Now that the summer heat is setting in, turn your thoughts to making your house more energy-efficient. Chances are there are many machines in your house humming away in the heat and the better job you do keeping them as efficient as they can be, the lower your electricity and gas bills will be and the smaller your dwelling's carbon footprint. Try these simple tips and maintenance techniques to help energy hogs like the fridge and stove run more efficiently.Fridge/freezer:
- Make sure the door seal on your fridge is clean and in good condition, as a leak around the edges of the door is an obvious waste.
- Clean the fridge's condenser coils with a brush or vacuum (after unplugging) to maximize efficiency.
- Maintain a full freezer, as having a lot in there increases its efficiency, but make sure not to block the circulation fan.
- Keep your fridge tuned to 36º-38° F for the most efficient cooling, and maintain your freezer at 0º-5° F.
- Keep the oven door closed when you're baking or broiling, as up to 25 percent of the heat escapes every time you take a peek.
- Cover pots and pans with properly fitting lids and use the right size burner to promote the most efficient heat use.
- Use the oven to full effect by cooking several dishes at once and freezing what you don't need immediately for later reheating by microwave.
- Thaw frozen foods in the fridge for a while before cooking, as the partial defrosting can save cooking time.
- Start with hot tap water when boiling water, which will reduce the energy it takes to heat to a boil.
- If buying a new stove, consider one with a pilotless ignition, as such stoves use 30 percent less gas than continuously burning pilots.
If you want to get technical about the project, or are just wondering how much energy your appliances are using, use this formula to calculate your usage:
Wattage × Hours Used Per Day ÷ 1000 = Daily Kilowatt-hour (kWh) consumption (1 kilowatt (kW) = 1,000 Watts)
To find out your appliance's annual energy consumption, multiply by the number of days you use the appliance throughout the year.

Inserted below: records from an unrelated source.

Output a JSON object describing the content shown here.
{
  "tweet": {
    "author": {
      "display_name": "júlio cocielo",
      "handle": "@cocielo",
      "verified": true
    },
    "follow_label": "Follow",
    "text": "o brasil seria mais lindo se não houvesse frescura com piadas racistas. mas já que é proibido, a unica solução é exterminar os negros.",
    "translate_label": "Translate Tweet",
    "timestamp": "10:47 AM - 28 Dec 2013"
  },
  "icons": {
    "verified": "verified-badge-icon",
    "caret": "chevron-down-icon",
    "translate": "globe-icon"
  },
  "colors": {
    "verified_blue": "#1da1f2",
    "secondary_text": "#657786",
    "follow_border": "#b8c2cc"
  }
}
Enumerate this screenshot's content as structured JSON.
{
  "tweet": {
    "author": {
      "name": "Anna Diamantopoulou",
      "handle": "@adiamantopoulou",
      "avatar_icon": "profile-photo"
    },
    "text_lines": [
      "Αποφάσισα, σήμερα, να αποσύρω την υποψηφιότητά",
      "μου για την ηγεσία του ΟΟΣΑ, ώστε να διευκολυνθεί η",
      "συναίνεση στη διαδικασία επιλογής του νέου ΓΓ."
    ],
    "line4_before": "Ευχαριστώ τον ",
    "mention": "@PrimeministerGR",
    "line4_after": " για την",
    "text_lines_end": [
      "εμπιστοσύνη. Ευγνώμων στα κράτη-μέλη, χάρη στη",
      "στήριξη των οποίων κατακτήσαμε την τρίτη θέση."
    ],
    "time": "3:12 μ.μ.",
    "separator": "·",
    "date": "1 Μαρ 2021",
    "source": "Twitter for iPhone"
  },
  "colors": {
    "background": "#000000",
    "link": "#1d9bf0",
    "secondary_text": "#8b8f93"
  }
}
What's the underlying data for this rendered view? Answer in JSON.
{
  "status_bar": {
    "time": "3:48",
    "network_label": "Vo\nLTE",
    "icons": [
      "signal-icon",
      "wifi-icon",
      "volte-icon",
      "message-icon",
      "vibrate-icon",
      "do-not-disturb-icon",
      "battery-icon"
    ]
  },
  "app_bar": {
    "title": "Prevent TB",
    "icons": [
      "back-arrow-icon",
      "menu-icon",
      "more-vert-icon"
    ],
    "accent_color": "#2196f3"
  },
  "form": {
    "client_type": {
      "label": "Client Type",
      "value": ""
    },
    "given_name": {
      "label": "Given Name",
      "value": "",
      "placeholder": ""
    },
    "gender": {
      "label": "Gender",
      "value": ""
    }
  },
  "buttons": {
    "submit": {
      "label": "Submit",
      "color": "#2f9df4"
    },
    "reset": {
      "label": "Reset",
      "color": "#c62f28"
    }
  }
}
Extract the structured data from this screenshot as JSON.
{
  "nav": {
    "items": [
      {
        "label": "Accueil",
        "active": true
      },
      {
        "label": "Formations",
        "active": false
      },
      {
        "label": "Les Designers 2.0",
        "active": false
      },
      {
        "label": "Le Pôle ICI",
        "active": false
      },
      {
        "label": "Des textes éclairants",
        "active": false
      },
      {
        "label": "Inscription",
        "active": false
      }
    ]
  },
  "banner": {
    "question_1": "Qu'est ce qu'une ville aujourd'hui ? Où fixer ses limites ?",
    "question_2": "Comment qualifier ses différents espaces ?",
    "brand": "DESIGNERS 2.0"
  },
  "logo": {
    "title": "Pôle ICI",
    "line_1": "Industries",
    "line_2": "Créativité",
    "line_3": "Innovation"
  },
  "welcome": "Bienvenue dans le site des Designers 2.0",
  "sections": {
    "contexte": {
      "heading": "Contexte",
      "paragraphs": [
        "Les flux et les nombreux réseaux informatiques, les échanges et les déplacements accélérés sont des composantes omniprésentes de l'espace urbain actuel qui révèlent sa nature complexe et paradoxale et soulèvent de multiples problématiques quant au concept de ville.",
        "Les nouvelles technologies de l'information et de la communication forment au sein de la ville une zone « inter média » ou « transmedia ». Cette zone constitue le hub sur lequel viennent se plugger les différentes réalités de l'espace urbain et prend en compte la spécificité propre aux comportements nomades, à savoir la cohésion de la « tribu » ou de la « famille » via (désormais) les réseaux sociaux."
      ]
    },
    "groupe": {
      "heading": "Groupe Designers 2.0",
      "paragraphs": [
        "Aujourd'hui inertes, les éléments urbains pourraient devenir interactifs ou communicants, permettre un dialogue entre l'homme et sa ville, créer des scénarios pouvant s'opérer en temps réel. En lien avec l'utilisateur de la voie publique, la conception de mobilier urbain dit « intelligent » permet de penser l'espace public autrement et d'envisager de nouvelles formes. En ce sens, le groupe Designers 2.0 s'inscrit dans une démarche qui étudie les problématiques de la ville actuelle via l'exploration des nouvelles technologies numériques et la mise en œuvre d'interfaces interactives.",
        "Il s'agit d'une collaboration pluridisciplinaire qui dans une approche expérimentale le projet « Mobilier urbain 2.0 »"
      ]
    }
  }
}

If you want to know the annual cost of running the appliance, multiply the kWh per year by your local utility's rate per kWh consumed.